Low prices trump all when it comes to energy, right? Well, not always. Sometimes paying a bit more to a retail electricity provider this month means you’re set up for larger savings later this year – or next.
If that seems counterintuitive, it’s because it is. Most of us constantly look for the cheaper price. But there’s really more to picking a competitive energy plan than just looking at the cents/kilowatt hour and going for the lowest.
Of course, price must be a factor when comparing energy plans on SaveOnEnergy® or any marketplace. It just shouldn’t be the only factor. Here’s why:
Term Lives Matter. Typically, the lowest-price Texas electricity plans pair with the shortest terms – six months, in many cases. That’s fine if you’re willing to shop again in six months and find another low rate.
But here’s what happens with most of us: We get notification at least 30 days before that six-month plan runs out. We make plans to shop again before it happens. We forget those plans. And the retail electricity provider – which gave us full notice of what it would do – enrolls us at its default electricity rate.
What does default mean? In many cases, it means higher.

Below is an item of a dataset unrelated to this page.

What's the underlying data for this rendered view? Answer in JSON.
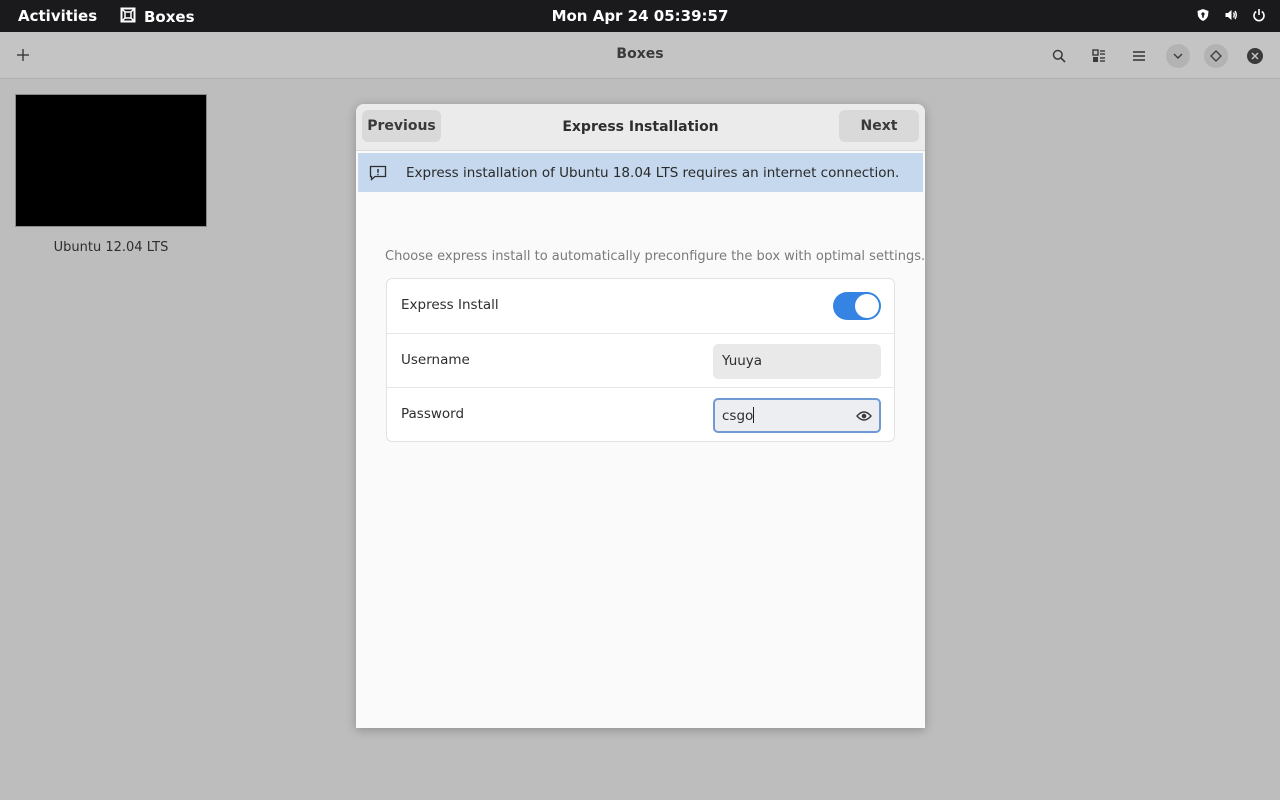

This is one reason why it often makes sense to sign up for a 24- or 36-month plan. That way, you have insurance – both against you forgetting to shop again for at least that long and for price spikes such as the ones predicted in Texas this summer and next.
Everyone Else Is Doing It. Your mom probably told you not to do something because everyone else is doing it. But when it comes to choosing the best electricity supplier, your mom might be … wrong. Recommendations from friends and experts – including SaveOnEnergy.com – should play a role in picking a provider.
You don’t want a provider that’s not stable, and you don’t want one that has poor customer service. Study recommendations and reviews before jumping to the cheapest provider – there might be a reason its prices are so low.
So Long, Fare Well. Unless you’re purchasing a variable-rate plan subject to month-to-month market fluctuations – and this is a bad idea right now considering the likely Texas price spikes – you’re committing to a plan for a set length of time.
Which is great until life gets in the way and you move to a new home for a new job or for some other reason. While most plans have cancellation fees for terminating a contract early, the Public Utility Commission of Texas specifies that contracts for electricity service are limited to service for a specific location and that you’re off the hook for early termination fees if you provide a forwarding address and, if requested, proof that you no longer live at the location in the contract.
All that said, before you sign up for a contract, it’s a good idea to ask what happens if you move.
Price is, and should be, an important consideration when you choose an electricity plan. But it shouldn’t be the only consideration – not for the savvy Texas electricity consumer. Paying a little more now can generate big financial benefits in the future if the price spike predictions come true.